Ceteris paribus, a drop in output will always lead to a rise in prices. The western keynsian system (fascist economics) has relied on ever-increasing production reducing the cost of goods and services faster than money supply growth. Policy decisions to smother nearly all production and energy projects in red tape over the last fifty years have allowed some industries to tread water, but in general a slow de-industrialization has occurred. The only places the price level continued to reduce in my lifetime has been the high tech sector which is just now beginning to get BTK'd in red tape.
Still, this allowed us to just barely keep living standards around 1970s levels supposing you allowed some "hedonic adjustment". Which is to say lowering the standards of living to no longer include having a household until mid 30s or even 40s for most Americans. It was not until our wise overlords decided to douse the economy with asbestos over a cold that hostility to production and energy accelerated to the point you might be forgiven for thinking they've gone rabid on us peasants.

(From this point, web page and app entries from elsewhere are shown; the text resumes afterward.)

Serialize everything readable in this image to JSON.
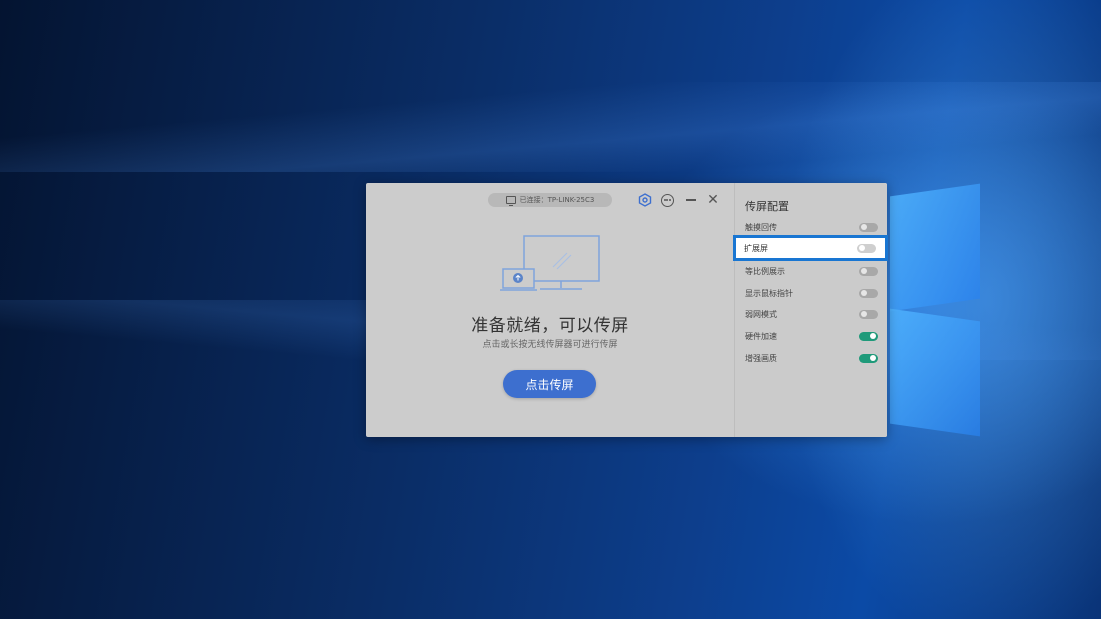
{
  "connection": {
    "status_label": "已连接：TP-LINK-25C3"
  },
  "main": {
    "title": "准备就绪，可以传屏",
    "subtitle": "点击或长按无线传屏器可进行传屏",
    "cast_button_label": "点击传屏"
  },
  "titlebar": {
    "icons": [
      "settings-hex-icon",
      "more-icon",
      "minimize-icon",
      "close-icon"
    ],
    "close_glyph": "✕"
  },
  "sidebar": {
    "title": "传屏配置",
    "options": [
      {
        "label": "触摸回传",
        "on": false
      },
      {
        "label": "扩展屏",
        "on": false,
        "highlighted": true
      },
      {
        "label": "等比例展示",
        "on": false
      },
      {
        "label": "显示鼠标指针",
        "on": false
      },
      {
        "label": "弱网模式",
        "on": false
      },
      {
        "label": "硬件加速",
        "on": true
      },
      {
        "label": "增强画质",
        "on": true
      }
    ]
  },
  "colors": {
    "accent_blue": "#3d6fcf",
    "toggle_on": "#1f9a7a",
    "highlight_border": "#1976d2"
  }
}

Fresh on the heels of that event which cratered production and papered it over with helicopter money, we now have western brain-dead energy policy biting off our heads. Factories all across europe are having to shutter, and it's likely this winter many will simply freeze to death for lack of affordable fuel. This is a result of 50 years of total opposition to the development and usage of ever denser sources of energy (fossil and nuclear fuels). This is purportedly for environmental reasons, but the impact of having to mine & harvest less, more dense material should be obvious. If an ounce of uranium is worth a ton of coal, you can close better than 9 out of ten strip mines.
Nevertheless, the obsession is with the least dense energy sources, such as the movement of the air, photons and the fusion of hydrogen. It does not take a genius to figure out that a systematic bias towards increasing the unit cost per KwH will reduce total output thanks to raising the COGS. This bias has been so awful that much of Europe had no choice but to import nearly all energy from the Russians, who have now cut them off for throwing a tantrum about Ukraine. This is the precipitating event for our current crisis; a necessary but far from sufficient cause. Real blame lies with bad energy and industrial policy for decades.
This one-two-three punch has resulted in a knockout blow for western production. The only thing that reduction of the money supply via rising interest rates can do is lower prices. This is cargo-cult economics; it will do nothing to change the very real fact that too few goods means a lower standard of living. As long as the rate of production falls faster than the money supply (which it will for some time), inflation will remain uncontrolled. The FED and central banks can do nothing whatsoever about bad fiscal, industrial and energy policy.
Ultimately a unified policy aimed at increasing standards of living via increased domestic production of goods and services, higher productivity, price and regulatory stability would have to be adopted. This will not be done until all the deranged bureaucrats are either sacked en masse or filter out from age-attrition. The likelihood of the former remains low, so the only way out is death. It's a hard way out.
If delusional policy is kept around long enough, the problem will resolve itself thanks to our impending demographic collapse resulting in persistent demand destruction. Maybe that's the Fascist policy of the future. Make sure that demand is dropping faster than production so you can juice money supply growth and keep the plunderbund rolling. Japan truly is the land of the future.